### [Interface dataset entries]

§ §

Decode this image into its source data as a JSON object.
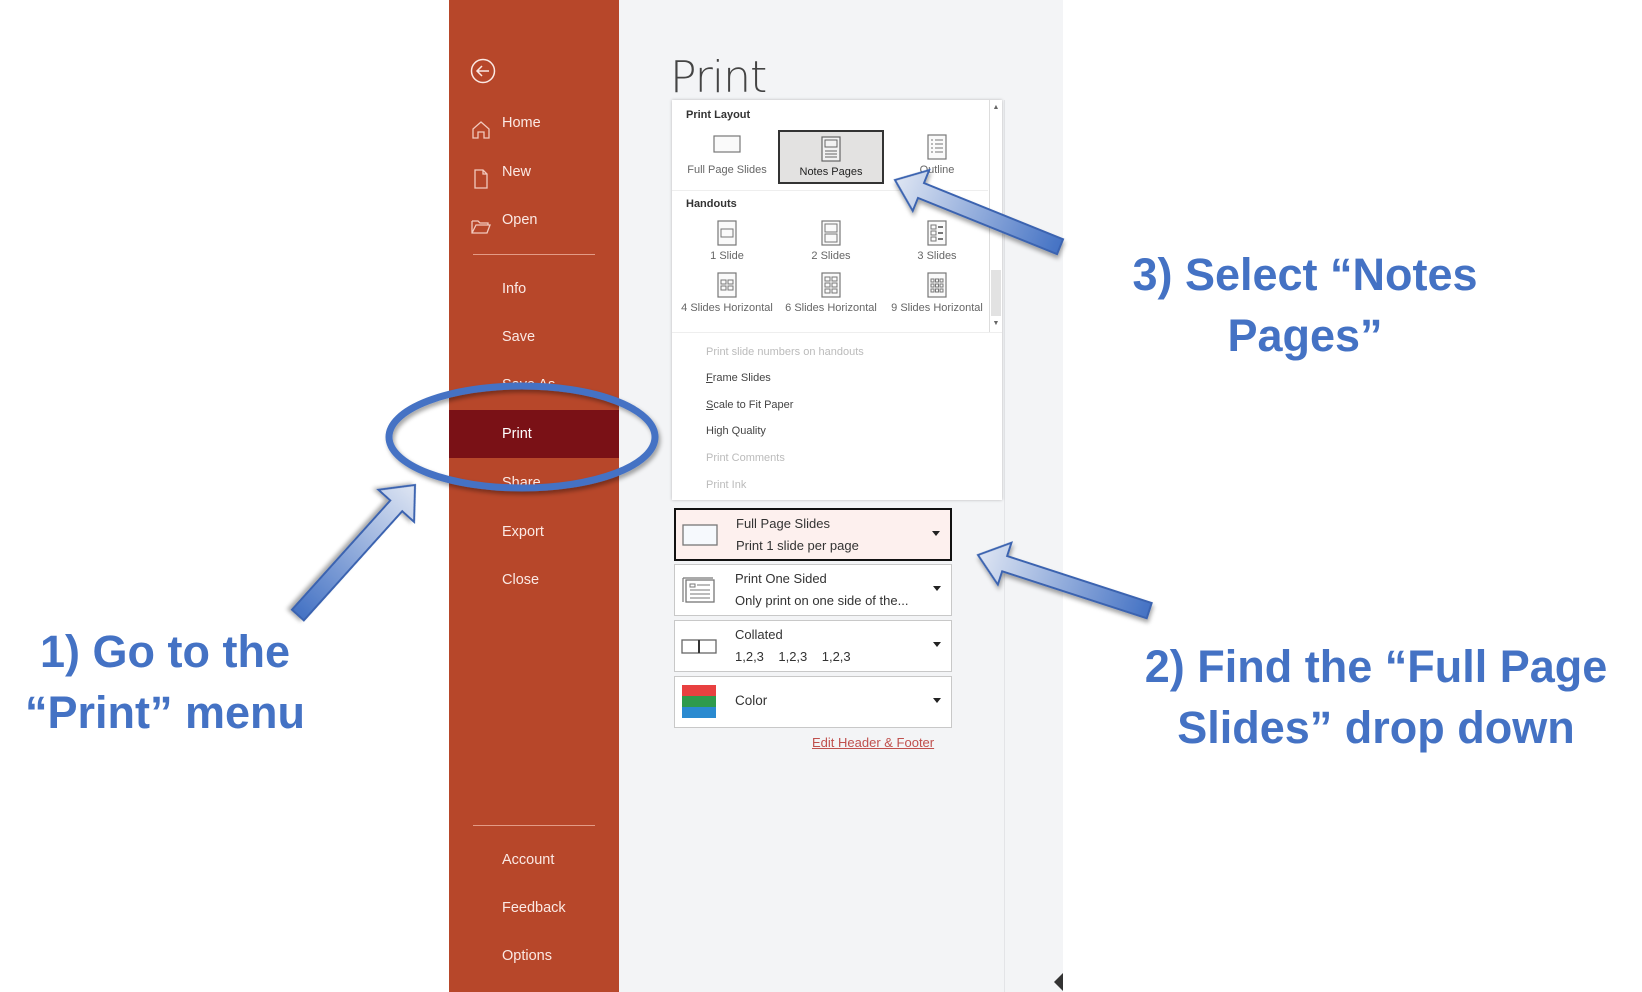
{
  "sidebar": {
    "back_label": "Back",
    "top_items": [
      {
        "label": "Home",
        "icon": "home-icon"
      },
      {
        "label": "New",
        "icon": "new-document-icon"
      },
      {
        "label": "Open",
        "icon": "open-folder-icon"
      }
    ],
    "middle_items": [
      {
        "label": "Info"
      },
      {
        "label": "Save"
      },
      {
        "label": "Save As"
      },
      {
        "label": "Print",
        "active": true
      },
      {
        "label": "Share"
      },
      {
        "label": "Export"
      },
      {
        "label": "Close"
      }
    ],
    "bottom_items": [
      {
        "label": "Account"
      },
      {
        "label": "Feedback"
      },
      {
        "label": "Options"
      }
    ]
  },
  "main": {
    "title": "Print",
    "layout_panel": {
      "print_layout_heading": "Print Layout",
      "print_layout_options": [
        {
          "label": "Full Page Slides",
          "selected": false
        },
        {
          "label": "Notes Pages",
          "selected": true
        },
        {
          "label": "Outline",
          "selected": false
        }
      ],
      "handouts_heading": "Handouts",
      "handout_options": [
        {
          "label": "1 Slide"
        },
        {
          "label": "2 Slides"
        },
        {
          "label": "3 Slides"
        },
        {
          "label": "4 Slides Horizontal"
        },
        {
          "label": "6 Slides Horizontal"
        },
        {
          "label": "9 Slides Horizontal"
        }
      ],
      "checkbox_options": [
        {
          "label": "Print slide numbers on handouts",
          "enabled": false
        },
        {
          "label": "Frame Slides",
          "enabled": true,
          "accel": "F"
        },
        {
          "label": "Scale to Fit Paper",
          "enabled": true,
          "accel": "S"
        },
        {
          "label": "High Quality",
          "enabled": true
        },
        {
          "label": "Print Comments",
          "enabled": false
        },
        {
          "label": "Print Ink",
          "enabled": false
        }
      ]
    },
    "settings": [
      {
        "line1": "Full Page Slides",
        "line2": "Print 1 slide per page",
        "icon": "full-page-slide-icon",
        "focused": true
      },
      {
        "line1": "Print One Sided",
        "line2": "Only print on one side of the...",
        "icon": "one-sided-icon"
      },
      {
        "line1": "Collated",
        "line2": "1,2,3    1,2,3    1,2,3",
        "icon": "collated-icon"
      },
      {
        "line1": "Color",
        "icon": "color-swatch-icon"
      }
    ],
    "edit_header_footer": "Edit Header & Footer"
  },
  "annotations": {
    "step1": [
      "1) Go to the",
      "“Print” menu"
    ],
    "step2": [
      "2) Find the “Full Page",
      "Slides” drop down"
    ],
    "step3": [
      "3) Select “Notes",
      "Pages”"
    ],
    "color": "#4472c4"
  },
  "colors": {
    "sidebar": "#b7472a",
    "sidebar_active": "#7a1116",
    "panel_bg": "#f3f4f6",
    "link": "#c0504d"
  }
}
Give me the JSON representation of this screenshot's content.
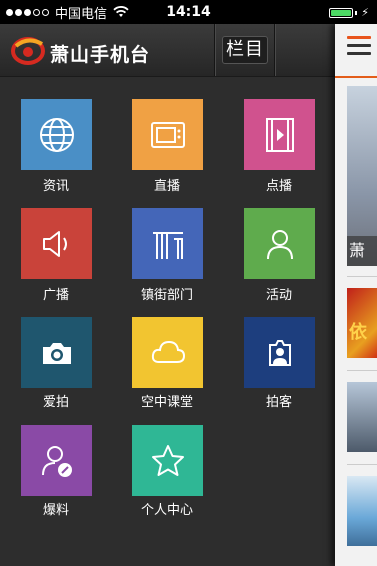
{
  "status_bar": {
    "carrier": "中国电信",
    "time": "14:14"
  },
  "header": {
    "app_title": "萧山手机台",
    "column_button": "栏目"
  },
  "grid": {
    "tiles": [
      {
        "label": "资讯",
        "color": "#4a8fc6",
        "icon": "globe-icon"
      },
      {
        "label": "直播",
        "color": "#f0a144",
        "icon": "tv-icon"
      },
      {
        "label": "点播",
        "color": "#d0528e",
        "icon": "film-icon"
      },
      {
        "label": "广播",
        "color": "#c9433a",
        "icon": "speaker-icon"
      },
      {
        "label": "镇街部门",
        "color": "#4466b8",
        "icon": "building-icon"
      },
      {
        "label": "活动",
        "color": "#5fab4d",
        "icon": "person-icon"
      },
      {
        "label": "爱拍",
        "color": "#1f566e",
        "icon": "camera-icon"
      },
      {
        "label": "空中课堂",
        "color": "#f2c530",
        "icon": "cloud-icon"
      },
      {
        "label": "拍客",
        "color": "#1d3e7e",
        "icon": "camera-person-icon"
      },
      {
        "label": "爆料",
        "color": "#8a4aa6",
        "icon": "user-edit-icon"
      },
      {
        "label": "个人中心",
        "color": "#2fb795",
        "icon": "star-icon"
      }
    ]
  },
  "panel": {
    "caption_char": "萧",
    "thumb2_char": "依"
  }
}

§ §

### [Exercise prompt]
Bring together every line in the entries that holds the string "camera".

### [Written solution]
        "icon": "camera-icon"
        "icon": "camera-person-icon"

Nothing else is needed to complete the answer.